Meanwhile, Minister Enrique París said, “We have established a vaccine agreement with Sinovac to provide us with 20 million doses of vaccines. The use of a vaccine requires approval from a qualified agency, such as the Public Health Institute of Chile or ANVISA (the National Health Surveillance Agency) in Brazil. We hope that ANVISA will approve the vaccine soon so that we can also do so and begin to use it in Chile.” 

After the meeting, Dr. Alexis Kalergis said that “Universidad Católica will partner with China, Brazil and other countries and will work with eight or nine centers within Chile, in Santiago and other regions of the country. The international scientific community -which includes Chile- is working towards a vaccine, and the efforts that are being made to reach trade agreements as well as scientific collaboration agreements are fundamental.”

The Sinovac trial in Chile

This phase III study is being developed in the context of a partnership between UC and Sinovac thanks to the experience of Chile’s scientific community and the support of State capacities and public sector funding, as well as contributions from the Confederation of Production and Commerce (CPC) and the university.

The “Coronavac” vaccine is currently being tested in Brazil, Indonesia and Turkey, countries that have a high level of circulation of the virus. The formula is called a first-generation vaccine because the technology is based on a classic methodology that consists of using an inactivated virus. 

The execution of this trial in Chile, which has been approved by the ISP, will follow a protocol that involves testing and working with over 3,000 volunteers between the ages of 18 and 60. They will initially be recruited from health care teams through a process that will last several months and includes two doses and immunological response measurements. 

Clinical trial safety

When asked about the safety of clinical trials and the possibility of adverse effects in volunteers, Minister Couve said, “These tests are developed with the highest standards, and we are monitoring the possibility of adverse effects.  This is a concern among the population and it is important to note that to date this vaccine (Coronavac) has only been found to have moderate adverse effects that are characteristic of these phase III trials, such as minor temporary temperature variations, which is good news regarding the progress that the trials are making.”

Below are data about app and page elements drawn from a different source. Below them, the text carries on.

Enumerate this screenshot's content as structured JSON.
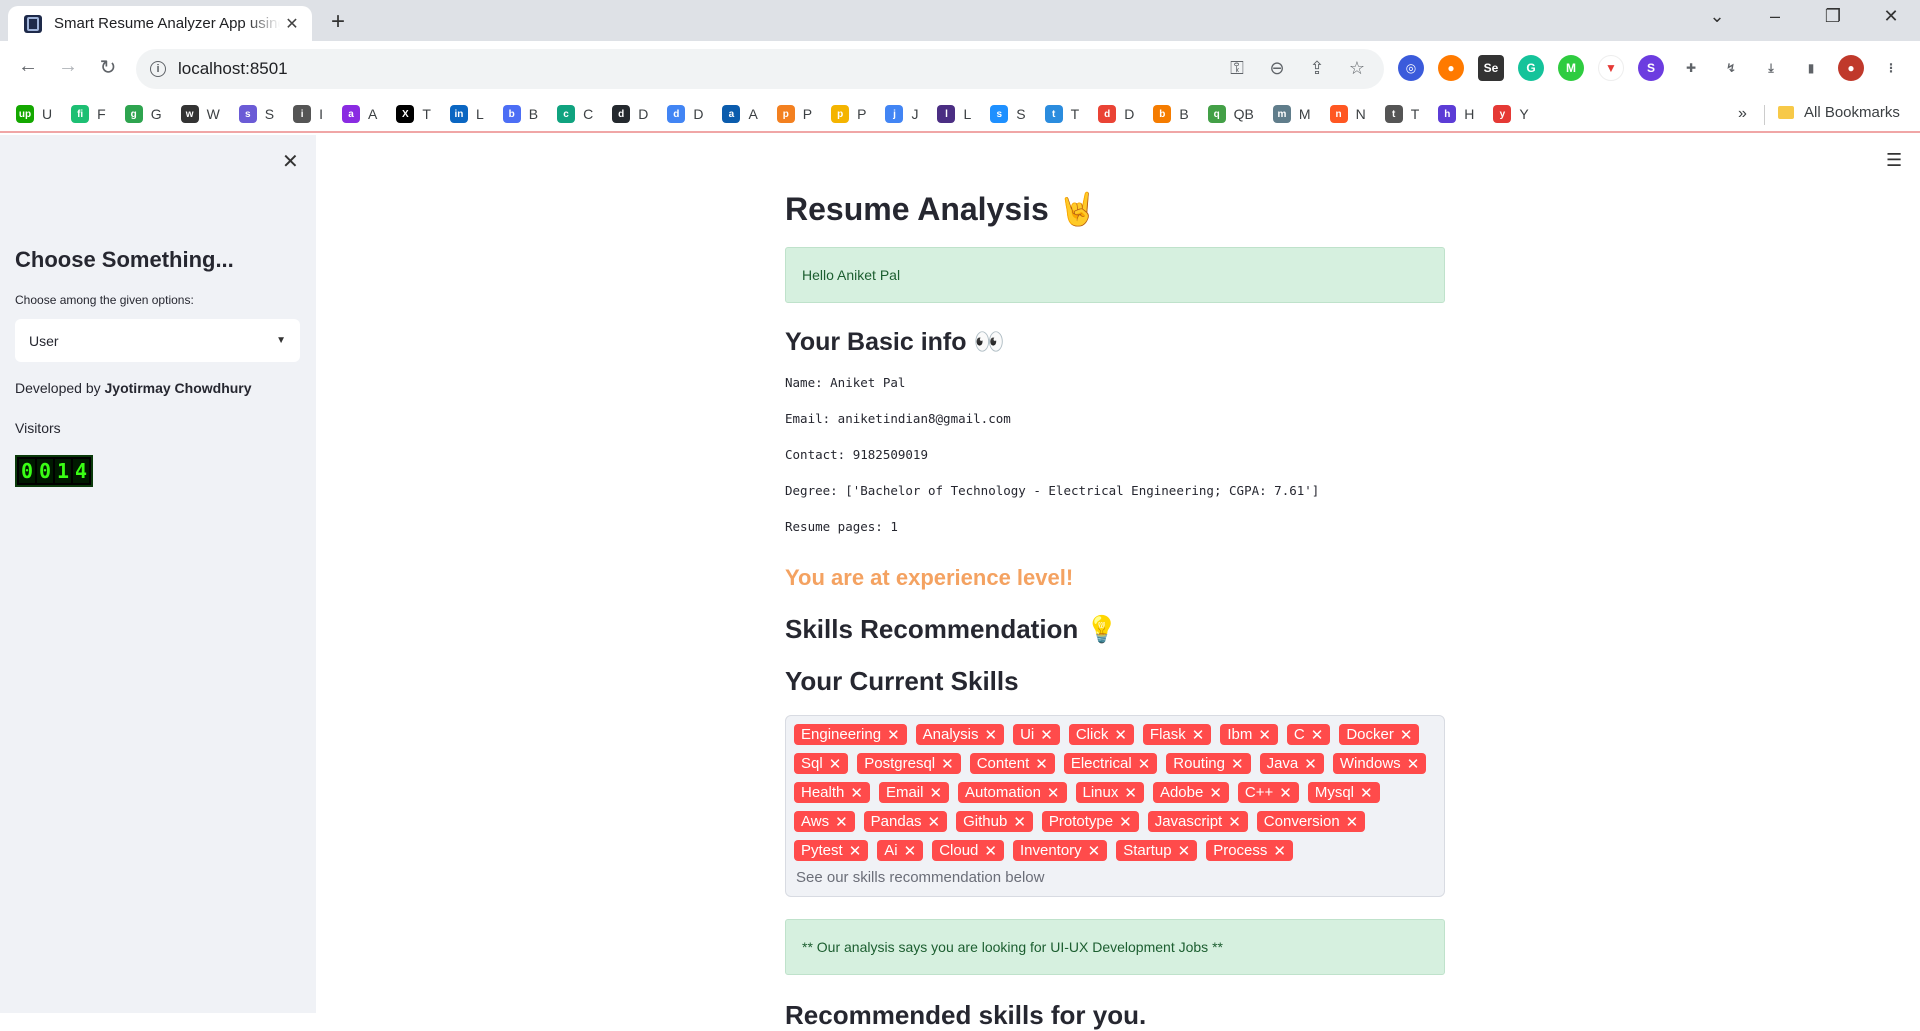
{
  "browser": {
    "tab_title": "Smart Resume Analyzer App using",
    "url": "localhost:8501",
    "bookmarks": [
      {
        "label": "U",
        "color": "#14a800",
        "glyph": "up"
      },
      {
        "label": "F",
        "color": "#1dbf73",
        "glyph": "fi"
      },
      {
        "label": "G",
        "color": "#2ea44f",
        "glyph": "g"
      },
      {
        "label": "W",
        "color": "#333333",
        "glyph": "w"
      },
      {
        "label": "S",
        "color": "#6b5bd6",
        "glyph": "s"
      },
      {
        "label": "I",
        "color": "#555555",
        "glyph": "i"
      },
      {
        "label": "A",
        "color": "#8a2be2",
        "glyph": "a"
      },
      {
        "label": "T",
        "color": "#000000",
        "glyph": "X"
      },
      {
        "label": "L",
        "color": "#0a66c2",
        "glyph": "in"
      },
      {
        "label": "B",
        "color": "#4c6ef5",
        "glyph": "b"
      },
      {
        "label": "C",
        "color": "#10a37f",
        "glyph": "c"
      },
      {
        "label": "D",
        "color": "#24292e",
        "glyph": "d"
      },
      {
        "label": "D",
        "color": "#4285f4",
        "glyph": "d"
      },
      {
        "label": "A",
        "color": "#0b5cad",
        "glyph": "a"
      },
      {
        "label": "P",
        "color": "#f38020",
        "glyph": "p"
      },
      {
        "label": "P",
        "color": "#f4b400",
        "glyph": "p"
      },
      {
        "label": "J",
        "color": "#4285f4",
        "glyph": "j"
      },
      {
        "label": "L",
        "color": "#4b2e83",
        "glyph": "l"
      },
      {
        "label": "S",
        "color": "#1e90ff",
        "glyph": "s"
      },
      {
        "label": "T",
        "color": "#2b8cde",
        "glyph": "t"
      },
      {
        "label": "D",
        "color": "#ea4335",
        "glyph": "d"
      },
      {
        "label": "B",
        "color": "#f57c00",
        "glyph": "b"
      },
      {
        "label": "QB",
        "color": "#43a047",
        "glyph": "q"
      },
      {
        "label": "M",
        "color": "#607d8b",
        "glyph": "m"
      },
      {
        "label": "N",
        "color": "#ff5722",
        "glyph": "n"
      },
      {
        "label": "T",
        "color": "#555555",
        "glyph": "t"
      },
      {
        "label": "H",
        "color": "#5c3cd6",
        "glyph": "h"
      },
      {
        "label": "Y",
        "color": "#e53935",
        "glyph": "y"
      }
    ],
    "all_bookmarks": "All Bookmarks"
  },
  "sidebar": {
    "title": "Choose Something...",
    "select_label": "Choose among the given options:",
    "select_value": "User",
    "developed_prefix": "Developed by ",
    "developer": "Jyotirmay Chowdhury",
    "visitors_label": "Visitors",
    "visitor_digits": [
      "0",
      "0",
      "1",
      "4"
    ]
  },
  "main": {
    "title": "Resume Analysis 🤘",
    "greeting": "Hello Aniket Pal",
    "basic_info_heading": "Your Basic info 👀",
    "name_line": "Name: Aniket Pal",
    "email_line": "Email: aniketindian8@gmail.com",
    "contact_line": "Contact: 9182509019",
    "degree_line": "Degree: ['Bachelor of Technology - Electrical Engineering; CGPA: 7.61']",
    "pages_line": "Resume pages: 1",
    "experience_text": "You are at experience level!",
    "skills_rec_heading": "Skills Recommendation 💡",
    "current_skills_heading": "Your Current Skills",
    "skills": [
      "Engineering",
      "Analysis",
      "Ui",
      "Click",
      "Flask",
      "Ibm",
      "C",
      "Docker",
      "Sql",
      "Postgresql",
      "Content",
      "Electrical",
      "Routing",
      "Java",
      "Windows",
      "Health",
      "Email",
      "Automation",
      "Linux",
      "Adobe",
      "C++",
      "Mysql",
      "Aws",
      "Pandas",
      "Github",
      "Prototype",
      "Javascript",
      "Conversion",
      "Pytest",
      "Ai",
      "Cloud",
      "Inventory",
      "Startup",
      "Process"
    ],
    "skills_placeholder": "See our skills recommendation below",
    "analysis_note": "** Our analysis says you are looking for UI-UX Development Jobs **",
    "recommended_heading": "Recommended skills for you."
  },
  "colors": {
    "tag_bg": "#ff4b4b",
    "success_bg": "#d6f0df",
    "experience": "#f4a261",
    "sidebar_bg": "#f0f2f6"
  }
}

In regard to the announcement made by multinational corporation Johnson & Johnson regarding its decision to stop its COVID-19 vaccine trials due to an “unexplained illness” in one participant, Minister Couve stated, “It is normal for phase III clinical trials to be put on hold when the type of problems that Janssen announced today are reported. An independent research commission evaluates the reasons for the adverse effects found and then the decision is made to continue or not. Today Janssen is on hold and the trials that will be conducted in Chile are as well. This shows that these clinical trials are necessary for proving the safety of the vaccine at all times, which is a guarantee that we must make to the population.”